◆ Exercise requirements
Filter this data down to the lines that hold "true", and copy them.

━━━━━━━━━━

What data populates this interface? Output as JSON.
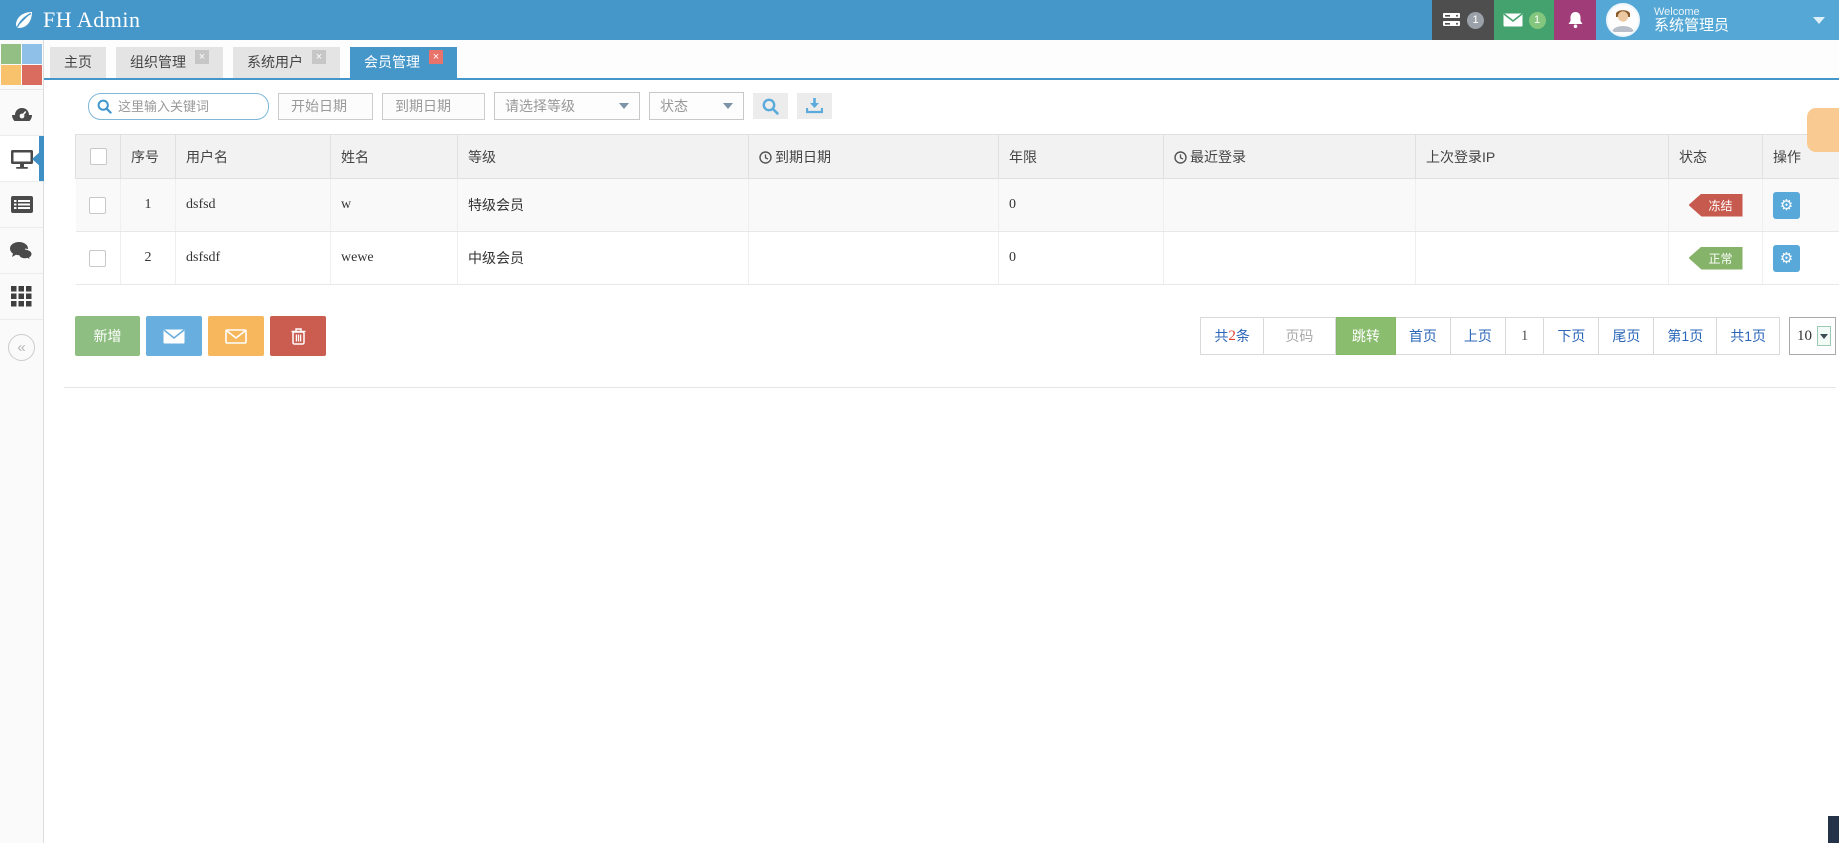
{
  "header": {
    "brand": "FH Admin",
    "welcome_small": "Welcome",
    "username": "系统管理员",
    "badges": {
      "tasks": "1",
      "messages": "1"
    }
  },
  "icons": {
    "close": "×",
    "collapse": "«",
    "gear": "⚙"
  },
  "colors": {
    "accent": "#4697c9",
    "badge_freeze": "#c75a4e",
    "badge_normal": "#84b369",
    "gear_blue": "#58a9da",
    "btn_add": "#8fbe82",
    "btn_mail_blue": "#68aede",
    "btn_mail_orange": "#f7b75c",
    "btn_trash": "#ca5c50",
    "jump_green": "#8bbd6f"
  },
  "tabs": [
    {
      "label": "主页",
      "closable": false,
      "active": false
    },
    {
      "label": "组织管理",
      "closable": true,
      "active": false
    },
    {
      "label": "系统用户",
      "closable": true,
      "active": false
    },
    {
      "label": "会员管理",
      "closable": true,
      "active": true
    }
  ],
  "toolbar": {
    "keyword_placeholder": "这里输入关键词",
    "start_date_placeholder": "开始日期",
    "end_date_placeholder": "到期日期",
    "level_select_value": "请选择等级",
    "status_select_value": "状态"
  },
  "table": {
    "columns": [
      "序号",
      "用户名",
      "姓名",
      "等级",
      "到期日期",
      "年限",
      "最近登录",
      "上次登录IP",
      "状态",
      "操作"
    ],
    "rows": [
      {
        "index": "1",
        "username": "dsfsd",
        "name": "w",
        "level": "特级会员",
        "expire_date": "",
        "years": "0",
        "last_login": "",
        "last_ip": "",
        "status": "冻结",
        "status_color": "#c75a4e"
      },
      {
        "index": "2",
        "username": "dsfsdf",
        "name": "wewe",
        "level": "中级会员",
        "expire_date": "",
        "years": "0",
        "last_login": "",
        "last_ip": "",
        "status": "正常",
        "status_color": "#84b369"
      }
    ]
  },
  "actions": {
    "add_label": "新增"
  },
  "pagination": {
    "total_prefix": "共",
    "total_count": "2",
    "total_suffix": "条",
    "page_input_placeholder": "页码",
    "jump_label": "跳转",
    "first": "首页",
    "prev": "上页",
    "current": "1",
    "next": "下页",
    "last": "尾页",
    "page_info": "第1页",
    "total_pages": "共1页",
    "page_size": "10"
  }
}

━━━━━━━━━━

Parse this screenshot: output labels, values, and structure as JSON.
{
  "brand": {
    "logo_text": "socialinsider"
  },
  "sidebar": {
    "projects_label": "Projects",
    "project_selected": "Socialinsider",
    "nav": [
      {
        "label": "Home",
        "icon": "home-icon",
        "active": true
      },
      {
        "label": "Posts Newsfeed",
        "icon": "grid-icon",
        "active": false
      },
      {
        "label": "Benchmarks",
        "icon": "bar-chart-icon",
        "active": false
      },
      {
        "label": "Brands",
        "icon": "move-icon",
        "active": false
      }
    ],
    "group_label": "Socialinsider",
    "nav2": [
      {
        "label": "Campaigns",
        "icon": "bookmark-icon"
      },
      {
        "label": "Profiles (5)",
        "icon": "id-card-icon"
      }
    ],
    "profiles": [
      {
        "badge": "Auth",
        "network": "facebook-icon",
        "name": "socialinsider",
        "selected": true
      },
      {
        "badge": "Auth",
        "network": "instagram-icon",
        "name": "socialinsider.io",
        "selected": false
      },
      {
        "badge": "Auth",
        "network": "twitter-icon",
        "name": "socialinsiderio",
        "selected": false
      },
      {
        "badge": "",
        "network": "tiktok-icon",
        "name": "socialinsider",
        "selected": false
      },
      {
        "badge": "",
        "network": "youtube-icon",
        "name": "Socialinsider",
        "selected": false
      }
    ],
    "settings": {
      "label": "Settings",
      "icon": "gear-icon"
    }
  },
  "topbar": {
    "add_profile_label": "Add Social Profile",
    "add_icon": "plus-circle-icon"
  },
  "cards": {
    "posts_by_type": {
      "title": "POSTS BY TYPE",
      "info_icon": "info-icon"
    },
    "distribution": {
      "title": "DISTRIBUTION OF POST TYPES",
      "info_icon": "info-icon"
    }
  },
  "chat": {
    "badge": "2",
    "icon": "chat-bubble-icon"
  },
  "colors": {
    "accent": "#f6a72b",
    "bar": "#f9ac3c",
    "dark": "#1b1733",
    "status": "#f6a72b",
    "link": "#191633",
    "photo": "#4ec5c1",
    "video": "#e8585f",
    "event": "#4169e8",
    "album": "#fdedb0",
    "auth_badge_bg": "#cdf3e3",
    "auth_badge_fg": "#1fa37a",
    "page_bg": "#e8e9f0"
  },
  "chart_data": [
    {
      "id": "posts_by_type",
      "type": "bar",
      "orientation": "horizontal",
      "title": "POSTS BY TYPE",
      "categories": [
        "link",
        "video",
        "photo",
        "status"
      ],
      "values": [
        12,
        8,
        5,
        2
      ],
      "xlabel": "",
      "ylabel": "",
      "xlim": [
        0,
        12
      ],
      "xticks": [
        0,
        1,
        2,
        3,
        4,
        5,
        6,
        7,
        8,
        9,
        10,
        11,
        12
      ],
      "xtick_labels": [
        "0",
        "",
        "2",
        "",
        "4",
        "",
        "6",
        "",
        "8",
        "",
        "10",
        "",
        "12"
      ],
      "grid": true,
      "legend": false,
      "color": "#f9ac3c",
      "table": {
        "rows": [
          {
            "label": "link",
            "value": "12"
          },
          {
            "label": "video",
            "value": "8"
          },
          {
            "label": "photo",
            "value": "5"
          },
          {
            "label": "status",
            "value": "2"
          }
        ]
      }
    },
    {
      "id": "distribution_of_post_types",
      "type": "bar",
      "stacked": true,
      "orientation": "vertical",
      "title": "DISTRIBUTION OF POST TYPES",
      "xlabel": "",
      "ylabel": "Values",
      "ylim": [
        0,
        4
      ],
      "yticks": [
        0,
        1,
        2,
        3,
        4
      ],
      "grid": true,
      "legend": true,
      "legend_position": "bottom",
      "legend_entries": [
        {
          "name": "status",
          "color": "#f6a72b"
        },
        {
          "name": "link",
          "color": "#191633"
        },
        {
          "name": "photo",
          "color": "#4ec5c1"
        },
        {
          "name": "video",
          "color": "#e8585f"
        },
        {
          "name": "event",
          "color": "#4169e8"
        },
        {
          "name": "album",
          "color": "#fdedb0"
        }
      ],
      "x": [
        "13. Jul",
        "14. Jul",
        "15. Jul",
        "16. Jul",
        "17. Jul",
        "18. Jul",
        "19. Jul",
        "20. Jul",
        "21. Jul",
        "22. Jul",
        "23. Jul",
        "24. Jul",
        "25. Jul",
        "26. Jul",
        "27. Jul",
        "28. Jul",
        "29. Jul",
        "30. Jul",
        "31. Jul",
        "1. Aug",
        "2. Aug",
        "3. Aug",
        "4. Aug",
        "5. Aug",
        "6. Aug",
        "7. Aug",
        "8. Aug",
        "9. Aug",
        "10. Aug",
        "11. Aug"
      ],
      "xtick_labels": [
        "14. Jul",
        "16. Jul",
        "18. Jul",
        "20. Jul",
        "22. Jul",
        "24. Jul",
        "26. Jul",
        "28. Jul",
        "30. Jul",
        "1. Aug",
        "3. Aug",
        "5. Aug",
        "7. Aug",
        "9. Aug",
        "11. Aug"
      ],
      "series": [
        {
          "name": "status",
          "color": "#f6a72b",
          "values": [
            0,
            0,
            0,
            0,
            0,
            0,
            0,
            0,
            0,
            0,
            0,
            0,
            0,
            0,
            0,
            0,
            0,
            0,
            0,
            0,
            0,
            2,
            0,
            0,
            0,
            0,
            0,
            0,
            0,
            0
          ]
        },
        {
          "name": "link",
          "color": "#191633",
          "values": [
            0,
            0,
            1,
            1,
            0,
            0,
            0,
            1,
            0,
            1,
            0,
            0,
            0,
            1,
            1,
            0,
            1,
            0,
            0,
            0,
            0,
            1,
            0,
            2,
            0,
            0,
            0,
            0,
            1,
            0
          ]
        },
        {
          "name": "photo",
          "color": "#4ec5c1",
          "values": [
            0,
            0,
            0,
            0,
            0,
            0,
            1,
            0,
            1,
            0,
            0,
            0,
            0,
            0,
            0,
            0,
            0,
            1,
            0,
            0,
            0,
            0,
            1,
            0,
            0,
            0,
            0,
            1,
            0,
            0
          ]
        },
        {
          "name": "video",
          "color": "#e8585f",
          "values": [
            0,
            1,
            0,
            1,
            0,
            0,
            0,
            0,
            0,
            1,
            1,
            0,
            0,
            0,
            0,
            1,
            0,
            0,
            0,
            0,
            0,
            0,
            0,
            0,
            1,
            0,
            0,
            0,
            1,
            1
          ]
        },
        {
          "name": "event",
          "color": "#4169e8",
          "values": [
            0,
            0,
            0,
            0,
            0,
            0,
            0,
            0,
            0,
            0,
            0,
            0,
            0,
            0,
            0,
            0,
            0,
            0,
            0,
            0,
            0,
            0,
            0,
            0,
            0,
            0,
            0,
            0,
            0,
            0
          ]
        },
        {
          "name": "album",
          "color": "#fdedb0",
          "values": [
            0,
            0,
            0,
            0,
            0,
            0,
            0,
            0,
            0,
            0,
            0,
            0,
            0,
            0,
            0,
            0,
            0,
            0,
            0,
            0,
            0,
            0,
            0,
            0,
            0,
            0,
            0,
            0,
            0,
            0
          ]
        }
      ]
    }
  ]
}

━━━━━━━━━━

◆ Reply to the task
      "closable": true,
      "closable": true,
      "closable": true,
      "active": true
        "active": true
        "selected": true
      "grid": true,
      "stacked": true,
      "grid": true,
      "legend": true,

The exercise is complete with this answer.